[INSERT PHOTO #06: Malawi Orphanage Cistern]



[Caption:] A huge, unused water cistern at a Malawi Orphanage shows the heartbreak of monuments to philanthropic ignorance and abandonment.



Abandoned Facilities and Useless Equipment:


In another case, a secondary school in Ethiopia was given a state-of-the-art dairy processing facility and agricultural equipment by a charitable organization. Things went well for a few years, and the school children had milk, butter, and cheese to supplement their diets with protein. Unfortunately, as time went on, the only person who was trained on operating the facility got a job in another area and moved away. Since no one else knew how to run the place, they just locked it up, and there it sits, useless.
Although keeping the facility open would have been relatively easy with a fully-trained staff, it has become another monument to philanthropic ignorance, and the school children are no longer able to have the important nutrients from dairy products in their diets. It would be so easy to fix this problem for someone with resources and connections. But the villagers running the orphanage don’t know how to find someone else to run the dairy facility, nor do they have the funds to hire someone to train them. So it sits there abandoned and useless.
Additionally, members of our team have visited university laboratories in developing countries that are cluttered with expensive equipment that has never been used. Though donated by well-meaning charity organizations, it appeared that no one had considered making sure that the people were trained and mentored on how to use the equipment.
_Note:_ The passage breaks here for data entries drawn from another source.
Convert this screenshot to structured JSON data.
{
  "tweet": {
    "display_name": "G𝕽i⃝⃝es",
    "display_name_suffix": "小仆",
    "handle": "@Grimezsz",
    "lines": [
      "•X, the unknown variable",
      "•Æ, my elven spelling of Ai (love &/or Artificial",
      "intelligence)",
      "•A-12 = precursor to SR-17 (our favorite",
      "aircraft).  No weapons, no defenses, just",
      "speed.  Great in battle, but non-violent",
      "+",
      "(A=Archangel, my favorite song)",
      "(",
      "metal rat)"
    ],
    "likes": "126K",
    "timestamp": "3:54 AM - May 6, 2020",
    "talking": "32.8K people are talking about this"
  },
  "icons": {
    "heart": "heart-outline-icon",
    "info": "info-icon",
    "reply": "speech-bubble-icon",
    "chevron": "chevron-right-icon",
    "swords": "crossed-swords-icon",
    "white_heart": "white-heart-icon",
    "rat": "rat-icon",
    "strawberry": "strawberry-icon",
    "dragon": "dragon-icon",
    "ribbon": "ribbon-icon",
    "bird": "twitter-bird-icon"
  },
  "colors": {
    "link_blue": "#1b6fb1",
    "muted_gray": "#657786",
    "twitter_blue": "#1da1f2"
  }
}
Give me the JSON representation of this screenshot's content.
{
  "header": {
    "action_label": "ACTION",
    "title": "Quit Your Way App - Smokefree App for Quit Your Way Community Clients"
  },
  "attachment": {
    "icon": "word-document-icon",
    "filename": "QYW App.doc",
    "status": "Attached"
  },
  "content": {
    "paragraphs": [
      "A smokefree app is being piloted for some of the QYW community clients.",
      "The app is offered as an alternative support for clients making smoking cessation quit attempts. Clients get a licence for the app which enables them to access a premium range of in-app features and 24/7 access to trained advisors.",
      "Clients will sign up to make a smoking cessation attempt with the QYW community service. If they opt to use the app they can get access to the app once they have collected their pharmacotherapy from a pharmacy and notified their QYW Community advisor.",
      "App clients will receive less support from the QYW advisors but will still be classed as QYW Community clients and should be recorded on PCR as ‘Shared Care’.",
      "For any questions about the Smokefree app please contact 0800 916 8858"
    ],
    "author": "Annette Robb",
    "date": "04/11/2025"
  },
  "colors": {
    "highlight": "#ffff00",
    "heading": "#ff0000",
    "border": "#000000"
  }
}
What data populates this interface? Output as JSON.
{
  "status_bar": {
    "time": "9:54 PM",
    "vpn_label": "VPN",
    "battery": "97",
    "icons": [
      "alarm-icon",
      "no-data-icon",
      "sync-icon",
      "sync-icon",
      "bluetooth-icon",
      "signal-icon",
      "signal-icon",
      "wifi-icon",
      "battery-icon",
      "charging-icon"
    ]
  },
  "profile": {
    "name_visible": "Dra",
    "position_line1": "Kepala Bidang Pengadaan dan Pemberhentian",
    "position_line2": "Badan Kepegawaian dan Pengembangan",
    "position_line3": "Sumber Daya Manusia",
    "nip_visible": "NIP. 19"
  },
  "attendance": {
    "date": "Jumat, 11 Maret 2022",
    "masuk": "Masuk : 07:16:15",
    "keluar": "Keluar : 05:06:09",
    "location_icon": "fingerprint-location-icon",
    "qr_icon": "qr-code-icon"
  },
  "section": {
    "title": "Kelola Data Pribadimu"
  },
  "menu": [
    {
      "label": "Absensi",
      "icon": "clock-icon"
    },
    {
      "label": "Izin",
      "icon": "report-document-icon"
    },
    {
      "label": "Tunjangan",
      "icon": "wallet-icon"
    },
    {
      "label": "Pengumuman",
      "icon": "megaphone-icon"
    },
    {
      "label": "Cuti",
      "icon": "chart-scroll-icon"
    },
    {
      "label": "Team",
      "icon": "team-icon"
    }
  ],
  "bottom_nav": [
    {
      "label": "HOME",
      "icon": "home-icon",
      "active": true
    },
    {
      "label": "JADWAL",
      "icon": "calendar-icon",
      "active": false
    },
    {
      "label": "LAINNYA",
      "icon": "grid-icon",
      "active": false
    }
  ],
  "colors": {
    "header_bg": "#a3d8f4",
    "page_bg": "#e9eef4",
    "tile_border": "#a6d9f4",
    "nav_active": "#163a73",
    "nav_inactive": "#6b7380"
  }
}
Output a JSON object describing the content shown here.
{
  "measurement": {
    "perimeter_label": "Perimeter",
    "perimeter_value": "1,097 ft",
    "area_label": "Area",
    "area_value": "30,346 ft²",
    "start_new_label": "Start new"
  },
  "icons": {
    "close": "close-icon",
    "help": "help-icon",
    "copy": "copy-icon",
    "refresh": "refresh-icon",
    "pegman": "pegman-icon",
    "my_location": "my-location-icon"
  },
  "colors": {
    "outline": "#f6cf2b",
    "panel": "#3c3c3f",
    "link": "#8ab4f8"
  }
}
Since the local people cannot afford to pay experts to teach them, this high-tech medical and laboratory equipment sits unused because no one knows how to use it. This is an example of what happens when a philanthropic organization simply donates supplies and equipment with no thought of making sure their gifts are actually useable by the people.


[INSERT PHOTO #07: Abandoned Baler


[Caption:] This farm baler sits abandoned in Ethiopia, apparently having never been used. Now parts have been robbed from it making it useless.


A Sustainable Solution: Use Appropriate Technology



These “monuments to philanthropic ignorance” show the importance of evaluating each charitable giving opportunity carefully to avoid the wasted resources that are a result of failing to do this. Educators will need to adjust their thinking to carefully evaluate the unique needs of the target community before jumping in with an “obvious” solution to the problem. Project leaders should ask the local people what their needs are, and help them determine for themselves what the best solution is, based on local resources and technologies unique to each cultural situation.
Remember that what works for the farmers back home may not be practical to use in rural, underdeveloped regions of the world. Before you recommend a change, first ask the local residents why they are doing things the way they do them. There may be an important reason why they do things that way, and your ideas could cause more problems. Observe carefully and work as a team with the locals to come up with a solution together rather than just telling them to do it your way.
It is critical for students, educators, and international developers to go into each village with an open mind and a listening ear, rather than with their minds already made up. Once there, it is imperative to work closely with the people, helping them discover the best sustainable solutions. With this approach, the villagers will be empowered to solve many of their own problems while maintaining their pride and dignity. For more information on applying the SSAM properly in a variety of circumstances, see the “Appropriate Technologies” chapter by Richard Brimhall.


No comments:

Post a Comment

Search This Blog: